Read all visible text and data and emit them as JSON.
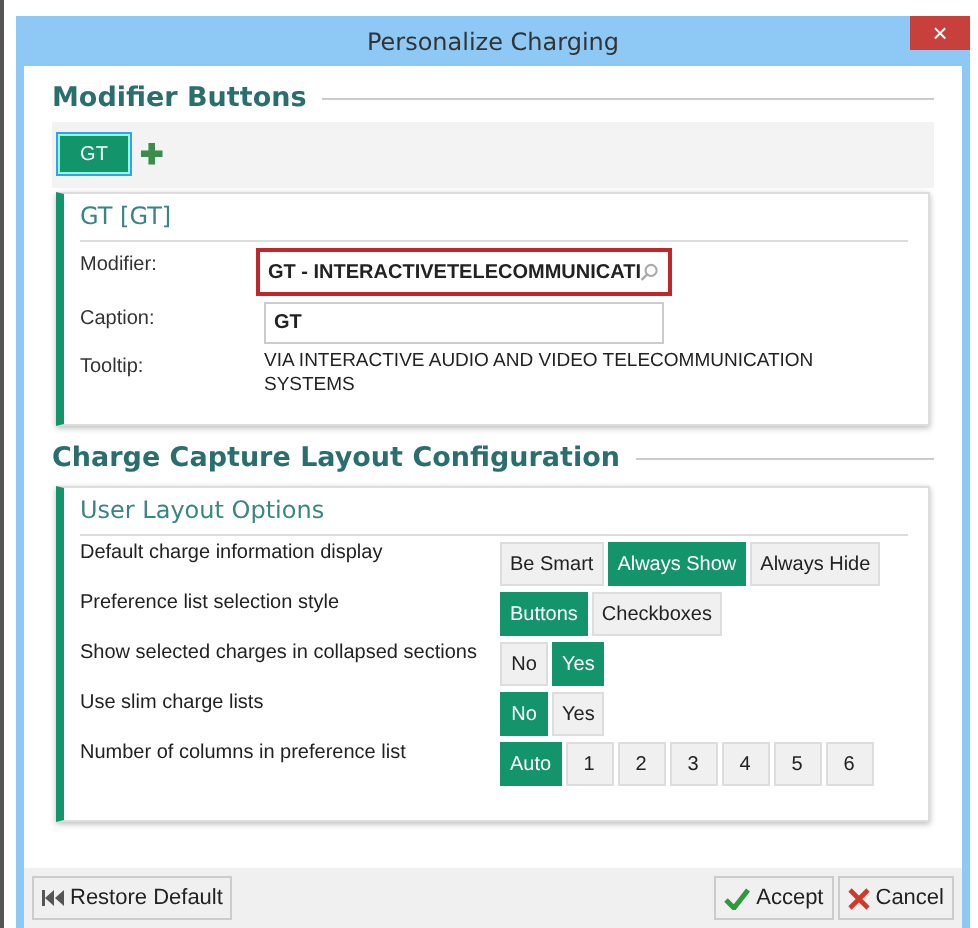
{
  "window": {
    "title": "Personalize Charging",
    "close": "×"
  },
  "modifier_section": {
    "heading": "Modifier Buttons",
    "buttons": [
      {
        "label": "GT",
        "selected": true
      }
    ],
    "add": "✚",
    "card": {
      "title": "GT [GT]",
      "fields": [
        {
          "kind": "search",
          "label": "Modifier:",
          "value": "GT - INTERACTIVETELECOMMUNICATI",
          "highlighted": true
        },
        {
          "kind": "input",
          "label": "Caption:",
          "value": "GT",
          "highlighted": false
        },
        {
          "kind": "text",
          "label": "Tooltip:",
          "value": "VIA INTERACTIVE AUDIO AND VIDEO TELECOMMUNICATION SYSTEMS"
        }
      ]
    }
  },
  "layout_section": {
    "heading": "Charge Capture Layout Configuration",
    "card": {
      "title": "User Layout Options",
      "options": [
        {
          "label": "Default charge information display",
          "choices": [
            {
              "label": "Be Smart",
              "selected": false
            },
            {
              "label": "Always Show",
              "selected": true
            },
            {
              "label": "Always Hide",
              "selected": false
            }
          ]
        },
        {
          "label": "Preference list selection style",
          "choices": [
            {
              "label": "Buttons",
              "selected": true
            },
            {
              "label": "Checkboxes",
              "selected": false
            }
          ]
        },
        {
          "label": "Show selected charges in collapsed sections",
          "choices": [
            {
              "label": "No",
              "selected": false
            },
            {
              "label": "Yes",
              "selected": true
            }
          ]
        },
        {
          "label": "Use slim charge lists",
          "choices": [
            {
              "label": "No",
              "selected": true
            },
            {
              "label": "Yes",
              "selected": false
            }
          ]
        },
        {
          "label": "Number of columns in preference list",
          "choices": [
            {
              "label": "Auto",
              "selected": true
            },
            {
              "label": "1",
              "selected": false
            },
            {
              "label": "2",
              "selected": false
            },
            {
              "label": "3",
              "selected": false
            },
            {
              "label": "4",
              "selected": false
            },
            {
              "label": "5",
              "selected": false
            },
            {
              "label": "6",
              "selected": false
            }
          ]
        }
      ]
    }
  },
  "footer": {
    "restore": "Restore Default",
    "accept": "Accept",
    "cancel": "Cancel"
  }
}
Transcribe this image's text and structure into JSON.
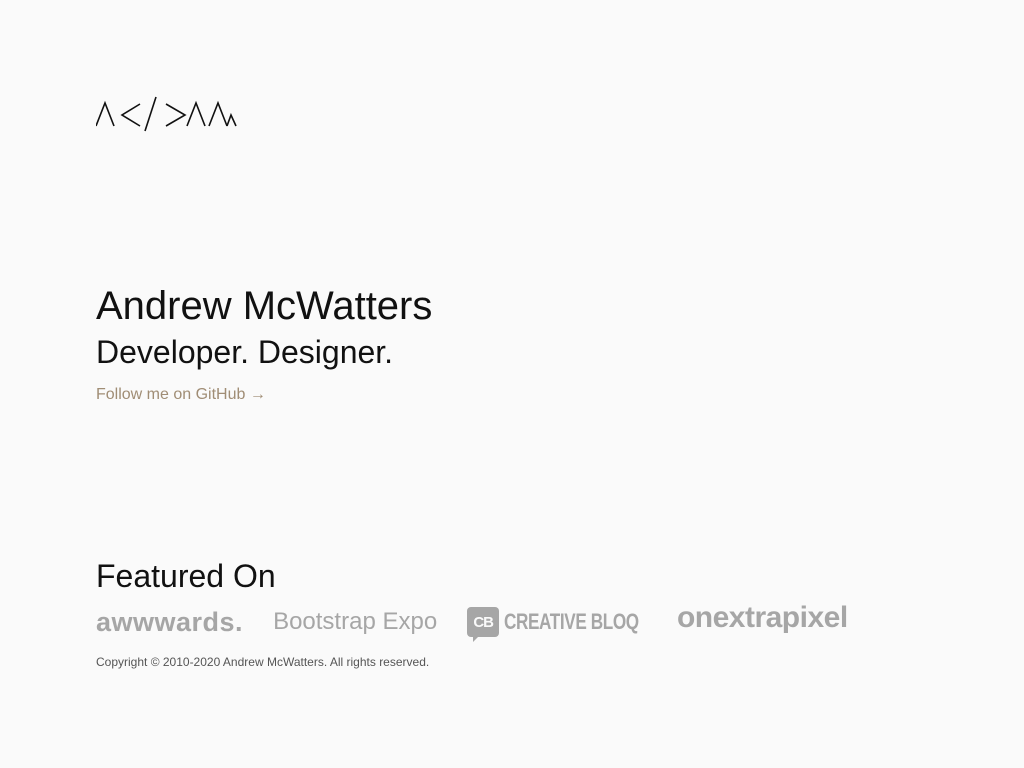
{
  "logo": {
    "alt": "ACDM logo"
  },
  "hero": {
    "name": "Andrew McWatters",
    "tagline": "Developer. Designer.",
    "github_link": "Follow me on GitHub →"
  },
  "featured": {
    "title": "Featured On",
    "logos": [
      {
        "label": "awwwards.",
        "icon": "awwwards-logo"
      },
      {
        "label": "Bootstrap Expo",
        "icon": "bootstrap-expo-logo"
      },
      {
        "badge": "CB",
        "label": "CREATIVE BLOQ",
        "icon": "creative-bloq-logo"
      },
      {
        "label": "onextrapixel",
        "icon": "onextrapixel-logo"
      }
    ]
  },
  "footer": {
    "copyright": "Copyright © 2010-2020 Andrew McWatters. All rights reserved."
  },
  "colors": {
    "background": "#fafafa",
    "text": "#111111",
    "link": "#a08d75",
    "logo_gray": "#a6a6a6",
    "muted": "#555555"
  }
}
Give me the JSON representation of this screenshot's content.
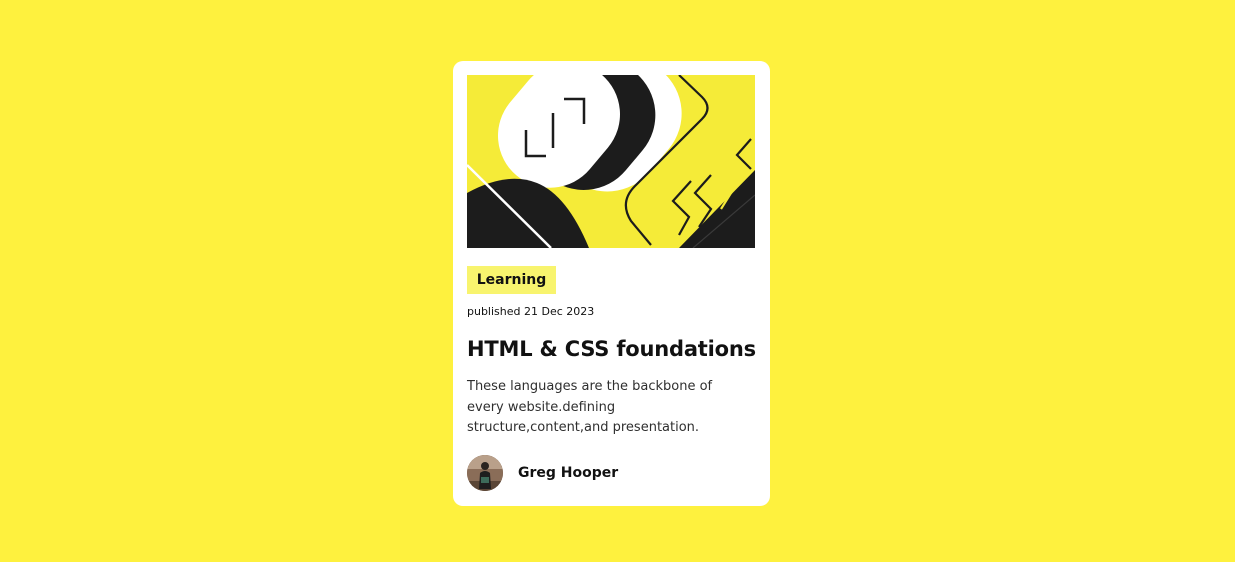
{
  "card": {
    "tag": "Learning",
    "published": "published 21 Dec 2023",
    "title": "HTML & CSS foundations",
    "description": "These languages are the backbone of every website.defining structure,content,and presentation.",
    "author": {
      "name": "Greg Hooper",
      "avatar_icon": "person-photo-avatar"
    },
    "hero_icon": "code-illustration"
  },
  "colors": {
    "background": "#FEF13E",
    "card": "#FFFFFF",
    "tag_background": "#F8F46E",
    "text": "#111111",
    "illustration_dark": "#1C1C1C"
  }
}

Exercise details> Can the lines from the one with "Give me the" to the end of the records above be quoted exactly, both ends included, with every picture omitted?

Solution>
Give me the JSON representation of this screenshot's content.
{
  "card": {
    "tag": "Learning",
    "published": "published 21 Dec 2023",
    "title": "HTML & CSS foundations",
    "description": "These languages are the backbone of every website.defining structure,content,and presentation.",
    "author": {
      "name": "Greg Hooper",
      "avatar_icon": "person-photo-avatar"
    },
    "hero_icon": "code-illustration"
  },
  "colors": {
    "background": "#FEF13E",
    "card": "#FFFFFF",
    "tag_background": "#F8F46E",
    "text": "#111111",
    "illustration_dark": "#1C1C1C"
  }
}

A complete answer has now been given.